Author Contributions C.R.M. conceived and supervised the project, and K.M.M. performed the vast majority of the in vitro and in vivo experiments (other than those detailed below) and provided intellectual input to scientific direction and interpretations. A.T.V., M.M.T. and D.A. contributed to experiments with germ-free mice. F.M., M.S.R. and F.S. identified GPR43 as a receptor with an interesting transcript expression, and A.N. and R.J.X. were responsible for all of the subsequent bioinformatic analyses. H.C.S., D.Y. and J.K. provided general support for many of the experiments.

Author information



Corresponding author

Correspondence to Charles R. Mackay.

Supplementary information

Supplementary Figures

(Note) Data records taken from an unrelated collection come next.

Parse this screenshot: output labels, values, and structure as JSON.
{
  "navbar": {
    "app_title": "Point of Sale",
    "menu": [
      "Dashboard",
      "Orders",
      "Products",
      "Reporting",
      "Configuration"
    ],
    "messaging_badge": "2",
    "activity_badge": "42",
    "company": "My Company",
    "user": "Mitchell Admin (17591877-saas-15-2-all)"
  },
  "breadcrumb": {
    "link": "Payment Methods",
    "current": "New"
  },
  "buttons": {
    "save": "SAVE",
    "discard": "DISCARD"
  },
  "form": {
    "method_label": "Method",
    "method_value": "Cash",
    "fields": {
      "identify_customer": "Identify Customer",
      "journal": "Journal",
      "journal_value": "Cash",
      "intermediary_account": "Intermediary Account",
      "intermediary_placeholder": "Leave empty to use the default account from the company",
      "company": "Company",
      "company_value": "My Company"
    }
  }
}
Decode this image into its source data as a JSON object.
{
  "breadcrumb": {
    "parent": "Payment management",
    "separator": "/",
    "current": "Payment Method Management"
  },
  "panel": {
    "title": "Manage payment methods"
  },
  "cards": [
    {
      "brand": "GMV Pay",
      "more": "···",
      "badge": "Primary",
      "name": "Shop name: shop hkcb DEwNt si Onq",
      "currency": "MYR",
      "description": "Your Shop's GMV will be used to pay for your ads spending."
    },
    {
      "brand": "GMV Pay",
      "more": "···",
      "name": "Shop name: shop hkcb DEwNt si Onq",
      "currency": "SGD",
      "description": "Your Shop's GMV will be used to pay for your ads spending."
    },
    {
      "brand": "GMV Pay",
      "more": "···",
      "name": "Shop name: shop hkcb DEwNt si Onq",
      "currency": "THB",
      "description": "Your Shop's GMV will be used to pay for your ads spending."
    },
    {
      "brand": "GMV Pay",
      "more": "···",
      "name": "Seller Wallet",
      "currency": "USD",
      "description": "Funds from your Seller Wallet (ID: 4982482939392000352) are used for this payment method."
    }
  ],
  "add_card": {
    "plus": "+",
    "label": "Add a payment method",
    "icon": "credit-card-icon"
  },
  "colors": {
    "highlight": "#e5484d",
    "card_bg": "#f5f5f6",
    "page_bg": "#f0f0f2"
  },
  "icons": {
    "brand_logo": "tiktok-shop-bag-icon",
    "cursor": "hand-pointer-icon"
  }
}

This file contains Supplementary Figures 1-11 with Legends. (PDF 1860 kb)

PowerPoint slides

Rights and permissions

Reprints and Permissions

About this article

Cite this article

Maslowski, K., Vieira, A., Ng, A. et al. Regulation of inflammatory responses by gut microbiota and chemoattractant receptor GPR43 . Nature 461, 1282–1286 (2009).

Download citation

Further reading


By submitting a comment you agree to abide by our Terms and Community Guidelines. If you find something abusive or that does not comply with our terms or guidelines please flag it as inappropriate.


Quick links

Nature Briefing

Sign up for the Nature Briefing newsletter — what matters in science, free to your inbox daily.

Get the most important science stories of the day, free in your inbox. Sign up for Nature Briefing